“It reflects the American values of embracing different races, ethnicities, religions. I think it’s just a great symbol,” said William Cohen, the former Maine senator and Secretary of Defense, who is married to a black woman.
Cohen was already a senator when he started dating Janet Langhart, a black television journalist. He proposed several times, but she feared that her race would hurt Cohen’s political future. They married in 1996, a few weeks after Cohen announced he would not seek a fourth term.
Case of Detroit-area homeowner who shot woman may hinge on single word
DETROIT — The way Renisha Marie McBride’s young life ended Nov. 2 is not in dispute: A homeowner in suburban Detroit fatally shot the 19-year-old in the face as she stood on his porch before the sun came up.
Almost every other aspect of the case is not as clear-cut.
Did race play a role in the shooting? What exactly happened on that doorstep? Did the homeowner reasonably believe he was acting in self-defense?
Police and prosecutors say Theodore Paul Wafer fired once with a 12-gauge shotgun through his screen door at McBride.
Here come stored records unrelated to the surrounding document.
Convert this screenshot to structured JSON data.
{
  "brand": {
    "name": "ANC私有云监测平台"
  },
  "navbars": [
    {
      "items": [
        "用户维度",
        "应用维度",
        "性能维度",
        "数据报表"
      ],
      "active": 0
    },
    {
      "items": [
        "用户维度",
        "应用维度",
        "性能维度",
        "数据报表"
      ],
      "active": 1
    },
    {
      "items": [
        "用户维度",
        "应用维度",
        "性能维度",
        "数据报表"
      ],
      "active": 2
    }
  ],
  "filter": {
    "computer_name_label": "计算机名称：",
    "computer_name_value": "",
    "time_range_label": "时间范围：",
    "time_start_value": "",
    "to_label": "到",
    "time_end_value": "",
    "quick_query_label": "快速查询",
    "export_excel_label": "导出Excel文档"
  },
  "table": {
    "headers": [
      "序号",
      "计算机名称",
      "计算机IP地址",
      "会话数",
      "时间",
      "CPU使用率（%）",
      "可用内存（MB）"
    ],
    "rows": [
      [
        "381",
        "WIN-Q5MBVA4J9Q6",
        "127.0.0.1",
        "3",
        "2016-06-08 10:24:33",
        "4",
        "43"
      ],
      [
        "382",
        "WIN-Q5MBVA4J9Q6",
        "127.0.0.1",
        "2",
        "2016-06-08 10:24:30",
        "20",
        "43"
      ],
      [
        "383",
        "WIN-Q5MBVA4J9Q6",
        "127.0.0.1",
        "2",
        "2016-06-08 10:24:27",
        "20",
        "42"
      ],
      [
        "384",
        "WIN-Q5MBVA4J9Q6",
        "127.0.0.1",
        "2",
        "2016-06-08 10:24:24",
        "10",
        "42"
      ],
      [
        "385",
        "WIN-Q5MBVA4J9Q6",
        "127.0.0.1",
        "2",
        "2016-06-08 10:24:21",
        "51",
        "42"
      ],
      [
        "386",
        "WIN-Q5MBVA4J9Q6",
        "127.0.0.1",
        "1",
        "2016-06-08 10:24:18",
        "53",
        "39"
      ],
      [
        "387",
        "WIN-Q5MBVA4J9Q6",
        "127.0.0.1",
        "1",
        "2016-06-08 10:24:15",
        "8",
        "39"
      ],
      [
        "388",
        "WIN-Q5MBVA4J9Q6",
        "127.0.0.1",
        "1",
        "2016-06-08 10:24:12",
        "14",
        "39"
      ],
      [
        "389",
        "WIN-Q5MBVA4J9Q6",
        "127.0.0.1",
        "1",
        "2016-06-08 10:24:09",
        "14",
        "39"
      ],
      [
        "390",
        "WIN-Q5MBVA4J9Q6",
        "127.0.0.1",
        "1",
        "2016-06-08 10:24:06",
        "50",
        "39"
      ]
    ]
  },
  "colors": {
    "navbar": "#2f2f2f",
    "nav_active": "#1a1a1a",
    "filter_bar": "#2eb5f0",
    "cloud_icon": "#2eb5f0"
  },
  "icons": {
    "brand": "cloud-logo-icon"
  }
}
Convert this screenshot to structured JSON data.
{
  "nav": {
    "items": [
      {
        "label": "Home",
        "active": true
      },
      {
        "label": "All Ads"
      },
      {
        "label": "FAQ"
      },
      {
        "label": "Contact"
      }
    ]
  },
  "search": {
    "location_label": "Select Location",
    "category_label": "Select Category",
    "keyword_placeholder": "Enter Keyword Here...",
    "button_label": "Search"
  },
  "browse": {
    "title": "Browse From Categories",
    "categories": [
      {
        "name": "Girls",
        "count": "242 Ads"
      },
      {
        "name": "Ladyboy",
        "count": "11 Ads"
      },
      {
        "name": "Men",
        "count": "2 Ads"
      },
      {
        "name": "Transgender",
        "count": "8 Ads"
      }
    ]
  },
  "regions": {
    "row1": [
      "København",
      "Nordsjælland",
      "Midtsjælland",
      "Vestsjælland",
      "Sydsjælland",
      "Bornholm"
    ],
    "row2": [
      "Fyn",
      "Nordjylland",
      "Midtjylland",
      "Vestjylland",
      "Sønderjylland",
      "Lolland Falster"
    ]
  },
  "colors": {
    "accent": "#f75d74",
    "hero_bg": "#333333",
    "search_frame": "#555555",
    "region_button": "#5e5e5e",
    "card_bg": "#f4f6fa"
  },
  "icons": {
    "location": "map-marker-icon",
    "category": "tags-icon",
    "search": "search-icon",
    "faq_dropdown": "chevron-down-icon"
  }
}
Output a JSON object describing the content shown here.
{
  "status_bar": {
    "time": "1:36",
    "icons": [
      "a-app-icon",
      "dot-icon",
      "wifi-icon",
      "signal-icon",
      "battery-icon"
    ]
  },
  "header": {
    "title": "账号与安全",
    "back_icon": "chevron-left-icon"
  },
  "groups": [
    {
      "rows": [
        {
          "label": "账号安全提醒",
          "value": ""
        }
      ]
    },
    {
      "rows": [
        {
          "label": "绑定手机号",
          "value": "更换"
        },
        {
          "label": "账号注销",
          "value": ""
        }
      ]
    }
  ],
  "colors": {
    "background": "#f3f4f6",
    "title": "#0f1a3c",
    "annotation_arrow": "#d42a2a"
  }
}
The 54-year-old airport maintenance employee, who faces murder and manslaughter charges, is free on bail awaiting a Dec. 18 hearing that will determine if the case should go to trial.
Syrian government currently gaining ground and strengthening hand
BEIRUT — Forces loyal to Syrian President Bashar Assad have firmly seized the momentum in the country’s civil war in recent weeks, capturing one rebel stronghold after another and triumphantly planting the two-starred Syrian government flag amid shattered buildings and rubble-strewn streets.
Despite global outrage over the use of chemical weapons, Assad’s government is successfully exploiting divisions among the opposition, dwindling foreign help for the rebel cause and significant local support, all linked to the same thing: discomfort with the Islamic extremists who have become a major part of the rebellion.
The battlefield gains would strengthen the government’s hand in peace talks sought by the world community.
Both the Syrian government and the opposition have said they are ready to attend a proposed peace conference in Geneva that the U.S. and Russia are trying to convene, although it remains unclear whether the meeting will indeed take place. The Western-backed opposition in exile, which has little support among rebel fighters inside Syria and even less control over them, has set several conditions for its participation, chief among them that Assad must not be part of a transitional government — a notion Damascus has roundly rejected.
“President Bashar Assad will be heading any transitional stage in Syria, like it or not,” Omar Ossi, a member of Syria’s parliament, told The Associated Press.
Former US Treasury Secretary Timothy Geithner to join private equity firm Warburg Pincus
Former U.S. Treasury Secretary Timothy Geithner, who played a central role in the government’s response to the financial crisis of 2008-2009, is joining private equity firm Warburg Pincus LLC.
The firm announced Saturday that Geithner will serve as its president and managing director starting March 1.
Geithner led the Federal Reserve Bank of New York for more than five years before becoming Treasury secretary in 2009, when the economy had sunk into a deep recession.
Few Treasury secretaries received as much scrutiny. Supporters credited Geithner with helping prevent the recession from spiraling into a second Great Depression by stabilizing the banking system and restoring investor confidence. Critics said he was too cozy with Wall Street.
Warburg Pincus said that Geithner would advise the firm on strategy, investing, investor relations and other topics. The New York-based firm has been involved in buyouts of such well-known companies as luxury department store chain Neiman Marcus and contact lens maker Bausch + Lomb.